“With ‘Coven,’ the witches all have their different powers and different spells and there’s not one way to be a witch. So I wanted the voodoo queens to also have that same flexibility,” she explains.
Porter, whose father is from Sierra Leone, has spent a lot of time traveling around Haiti and West Africa and has been to many voodoo ceremonies herself. Drawing on personal experience was imperative for her in formulating Dinah’s own rituals.
“Voodoo is a religion, it’s not something that just comes out at Halloween time,” Porter says. “There’s not just one way to be a voodoo priestess. … A voodoo ceremony in Haiti was different…than a voodoo ceremony in Nigeria, than one in South Central.”
While Porter notes that “voodoo came to New Orleans from the slaves coming from Africa,” she decided Dinah’s connection to voodoo would be older than New Orleans because “I was told that Dinah and her energy and her spirit is old.”

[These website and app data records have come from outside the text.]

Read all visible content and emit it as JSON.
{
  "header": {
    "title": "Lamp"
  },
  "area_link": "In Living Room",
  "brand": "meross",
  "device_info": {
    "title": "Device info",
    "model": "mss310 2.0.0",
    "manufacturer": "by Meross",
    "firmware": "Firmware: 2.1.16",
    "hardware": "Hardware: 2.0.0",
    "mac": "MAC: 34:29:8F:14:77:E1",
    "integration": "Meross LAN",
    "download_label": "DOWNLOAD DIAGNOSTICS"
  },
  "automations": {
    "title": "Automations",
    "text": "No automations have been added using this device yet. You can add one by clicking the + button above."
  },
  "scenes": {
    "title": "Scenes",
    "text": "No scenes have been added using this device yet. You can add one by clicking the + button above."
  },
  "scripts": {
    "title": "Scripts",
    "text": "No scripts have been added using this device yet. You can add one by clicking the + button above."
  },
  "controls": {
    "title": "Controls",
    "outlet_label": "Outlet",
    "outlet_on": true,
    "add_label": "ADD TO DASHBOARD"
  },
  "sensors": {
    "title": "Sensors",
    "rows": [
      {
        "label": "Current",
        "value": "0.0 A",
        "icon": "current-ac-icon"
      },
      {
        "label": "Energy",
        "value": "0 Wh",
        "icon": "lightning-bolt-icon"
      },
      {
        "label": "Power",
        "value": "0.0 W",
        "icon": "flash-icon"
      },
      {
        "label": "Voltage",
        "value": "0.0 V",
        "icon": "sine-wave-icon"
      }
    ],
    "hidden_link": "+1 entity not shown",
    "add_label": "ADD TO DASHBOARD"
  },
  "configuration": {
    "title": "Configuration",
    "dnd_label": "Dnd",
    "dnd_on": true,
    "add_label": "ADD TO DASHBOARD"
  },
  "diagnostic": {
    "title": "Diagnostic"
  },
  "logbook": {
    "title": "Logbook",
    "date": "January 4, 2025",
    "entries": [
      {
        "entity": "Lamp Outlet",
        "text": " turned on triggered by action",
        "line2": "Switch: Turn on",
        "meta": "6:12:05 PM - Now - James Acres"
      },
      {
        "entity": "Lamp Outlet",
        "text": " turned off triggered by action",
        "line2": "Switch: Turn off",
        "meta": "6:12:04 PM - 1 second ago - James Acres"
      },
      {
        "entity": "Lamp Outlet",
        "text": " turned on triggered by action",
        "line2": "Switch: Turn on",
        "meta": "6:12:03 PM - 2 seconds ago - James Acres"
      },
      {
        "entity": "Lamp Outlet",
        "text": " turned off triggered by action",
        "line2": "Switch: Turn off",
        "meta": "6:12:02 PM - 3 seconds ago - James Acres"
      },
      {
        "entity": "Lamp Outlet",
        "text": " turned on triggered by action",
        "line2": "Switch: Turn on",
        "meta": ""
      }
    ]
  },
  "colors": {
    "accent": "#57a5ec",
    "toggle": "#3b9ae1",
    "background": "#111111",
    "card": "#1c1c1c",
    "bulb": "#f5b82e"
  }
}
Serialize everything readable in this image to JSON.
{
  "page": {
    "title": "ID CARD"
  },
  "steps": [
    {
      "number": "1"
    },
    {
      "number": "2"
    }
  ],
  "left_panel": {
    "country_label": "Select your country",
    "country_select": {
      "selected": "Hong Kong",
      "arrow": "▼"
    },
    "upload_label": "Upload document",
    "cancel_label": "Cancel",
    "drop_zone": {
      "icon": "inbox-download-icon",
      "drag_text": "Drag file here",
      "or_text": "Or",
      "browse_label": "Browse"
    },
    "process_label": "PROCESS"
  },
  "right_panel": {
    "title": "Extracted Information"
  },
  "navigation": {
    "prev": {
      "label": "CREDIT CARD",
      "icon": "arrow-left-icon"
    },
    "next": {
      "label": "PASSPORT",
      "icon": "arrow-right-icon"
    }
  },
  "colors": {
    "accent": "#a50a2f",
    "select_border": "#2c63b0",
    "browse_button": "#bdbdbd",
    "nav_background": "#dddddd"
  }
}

Porter admits she and Reddick didn’t have to do anything special in preparation ahead of the scenes to combine their takes on voodoo. She simply “felt the freedom” to carry out her version because of her experience and trusted the process on set.
Similarly, Porter says the freedom of immersing herself in a completely new character for each season of “Horror Story” excites her more than trying to find parallels between them.
“I want to reveal different parts of myself for people when they’re watching, to forget that’s also the same person who played Beverly Hope [in ‘Cult’], that’s also the same person who played Lettie Mae in ‘True Blood,’ and that’s also Indra from ‘The 100,'” Porter says. “I want [Dinah] to be completely her own person.”
“American Horror Story: Apocalypse” airs Wednesdays at 10 p.m. on FX.